Skip Navigation

Summary Proceedings

Landlord - Tenant cases

Notice: Update for Landlord/tenant cases, Rent Assistance and Covid-19 Impact

A landlord may file a summary proceeding (landlord-tenant case) to recover possession of premises and/or to obtain a money judgment. A person who is renting a home, apartment, mobile home, or some other building from someone, is a tenant. A landlord is the person who is renting the home, apartment, mobile home, or some building. Both the tenant and the landlord have legal rights.

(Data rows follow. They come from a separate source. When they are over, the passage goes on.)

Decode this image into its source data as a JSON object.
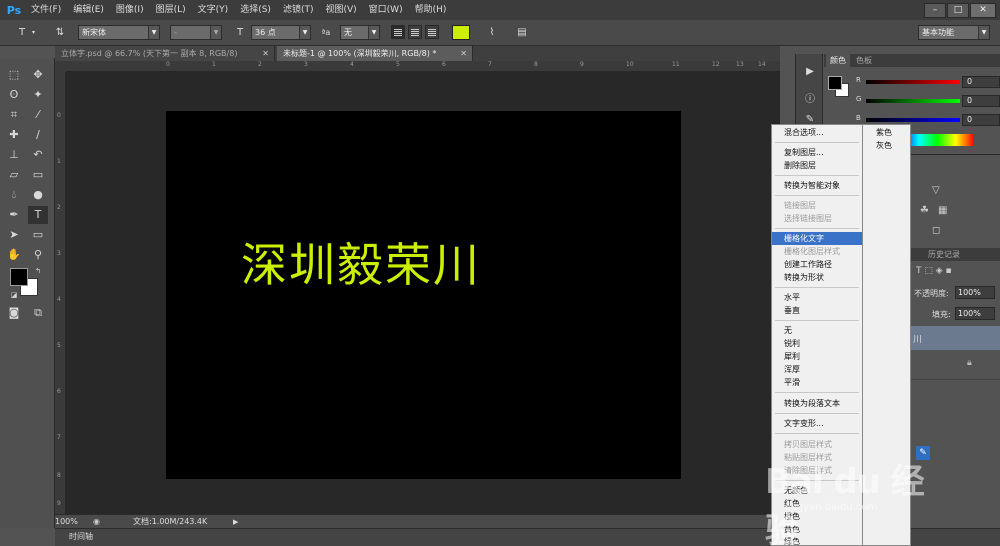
{
  "app": {
    "logo": "Ps",
    "menu": [
      "文件(F)",
      "编辑(E)",
      "图像(I)",
      "图层(L)",
      "文字(Y)",
      "选择(S)",
      "滤镜(T)",
      "视图(V)",
      "窗口(W)",
      "帮助(H)"
    ],
    "window_controls": [
      "–",
      "□",
      "✕"
    ]
  },
  "options": {
    "font_family": "新宋体",
    "font_style": "-",
    "font_size": "36 点",
    "aa_label": "ªa",
    "aa_mode": "无",
    "text_color": "#ccee00",
    "workspace": "基本功能"
  },
  "tabs": [
    {
      "label": "立体字.psd @ 66.7% (天下第一 副本 8, RGB/8)",
      "close": "✕"
    },
    {
      "label": "未标题-1 @ 100% (深圳毅荣川, RGB/8) *",
      "close": "✕"
    }
  ],
  "ruler": {
    "top": [
      "0",
      "1",
      "2",
      "3",
      "4",
      "5",
      "6",
      "7",
      "8",
      "9",
      "10",
      "11",
      "12",
      "13",
      "14"
    ],
    "left": [
      "0",
      "1",
      "2",
      "3",
      "4",
      "5",
      "6",
      "7",
      "8",
      "9"
    ]
  },
  "canvas": {
    "text": "深圳毅荣川",
    "background": "#000000"
  },
  "status": {
    "zoom": "100%",
    "doc_info": "文档:1.00M/243.4K"
  },
  "timeline": {
    "label": "时间轴"
  },
  "color_panel": {
    "tabs": [
      "颜色",
      "色板"
    ],
    "channels": [
      {
        "name": "R",
        "value": "0"
      },
      {
        "name": "G",
        "value": "0"
      },
      {
        "name": "B",
        "value": "0"
      }
    ]
  },
  "layers_panel": {
    "history_tab": "历史记录",
    "opacity_label": "不透明度:",
    "opacity_value": "100%",
    "fill_label": "填充:",
    "fill_value": "100%",
    "layer_name_fragment": "川"
  },
  "context_menu": {
    "items": [
      {
        "label": "混合选项...",
        "state": "normal"
      },
      {
        "label": "复制图层...",
        "state": "normal"
      },
      {
        "label": "删除图层",
        "state": "normal"
      },
      {
        "label": "转换为智能对象",
        "state": "normal"
      },
      {
        "label": "链接图层",
        "state": "disabled"
      },
      {
        "label": "选择链接图层",
        "state": "disabled"
      },
      {
        "label": "栅格化文字",
        "state": "highlighted"
      },
      {
        "label": "栅格化图层样式",
        "state": "disabled"
      },
      {
        "label": "创建工作路径",
        "state": "normal"
      },
      {
        "label": "转换为形状",
        "state": "normal"
      },
      {
        "label": "水平",
        "state": "normal"
      },
      {
        "label": "垂直",
        "state": "normal"
      },
      {
        "label": "无",
        "state": "normal"
      },
      {
        "label": "锐利",
        "state": "normal"
      },
      {
        "label": "犀利",
        "state": "normal"
      },
      {
        "label": "浑厚",
        "state": "normal"
      },
      {
        "label": "平滑",
        "state": "normal"
      },
      {
        "label": "转换为段落文本",
        "state": "normal"
      },
      {
        "label": "文字变形...",
        "state": "normal"
      },
      {
        "label": "拷贝图层样式",
        "state": "disabled"
      },
      {
        "label": "粘贴图层样式",
        "state": "disabled"
      },
      {
        "label": "清除图层样式",
        "state": "disabled"
      },
      {
        "label": "无颜色",
        "state": "normal"
      },
      {
        "label": "红色",
        "state": "normal"
      },
      {
        "label": "橙色",
        "state": "normal"
      },
      {
        "label": "黄色",
        "state": "normal"
      },
      {
        "label": "绿色",
        "state": "normal"
      }
    ],
    "submenu": [
      "紫色",
      "灰色"
    ]
  },
  "watermark": {
    "text": "Bai du 经验",
    "url": "jingyan.baidu.com"
  }
}
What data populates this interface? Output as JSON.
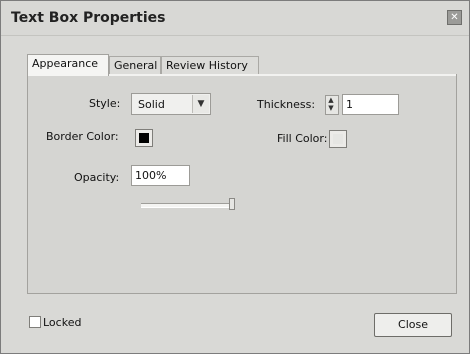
{
  "window": {
    "title": "Text Box Properties",
    "close_glyph": "✕"
  },
  "tabs": [
    {
      "label": "Appearance",
      "active": true
    },
    {
      "label": "General",
      "active": false
    },
    {
      "label": "Review History",
      "active": false
    }
  ],
  "appearance": {
    "style_label": "Style:",
    "style_value": "Solid",
    "dropdown_glyph": "▼",
    "thickness_label": "Thickness:",
    "thickness_value": "1",
    "spinner_glyph": "▲▼",
    "border_color_label": "Border Color:",
    "border_color": "#000000",
    "fill_color_label": "Fill Color:",
    "fill_color": "#e6e6e3",
    "opacity_label": "Opacity:",
    "opacity_value": "100%",
    "opacity_slider_fraction": 1.0
  },
  "footer": {
    "locked_label": "Locked",
    "locked_checked": false,
    "close_button": "Close"
  },
  "icons": {
    "close": "close-icon",
    "dropdown": "chevron-down-icon",
    "spinner": "up-down-arrows-icon"
  }
}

The 70th District Court handles a variety of cases involving problems between landlords and tenants. A tenant can be evicted from the property for failure to pay rent, termination of tenancy, health hazard termination, destruction of property and refusal to follow rules and regulations. For a further discussion please visit the State Court Administrators web site

Land Contract Forfeiture cases

An owner of property who is selling that property to another on a land contract may file a summary proceeding to forfeit the buyer's interest in the property and regain possession. The procedures for a land contract forfeiture are similar to landlord tenant cases. A buyer may be evicted from the premises after forfeiture of the property for violating terms of the contract such as non-payment of installment payments, or taxes, or failure to maintain insurance. For a further discussion of the procedures used, visit the State Court Administrators web site.


  Filing Fee Judicial Electronic Filing Fee Total
POSSESSION ONLY $ 45.00 $10.00 $ 55.00
Claims up to $600.00 $ 70.00 $20.00 $ 90.00
Claims $600.01 to $1,750.00 $ 90.00 $20.00 $110.00
Claims $1,750.01 to $10,000.00 $110.00 $20.00 $130.00
Claims $10,000.01 to $25,000.00 $195.00 $20.00 $215.00
Motion Fee $ 20.00    

Landlord - Tenant Forms

Forms for landlord tenant cases are available on the Forms page of this web site.

Notice: A corporation must be represented by an attorney. If the property is owned by a corporation, the owner may not appear in Court to present the case. Michigan law specifically prohibits a non-lawyer from representing the corporation in Court.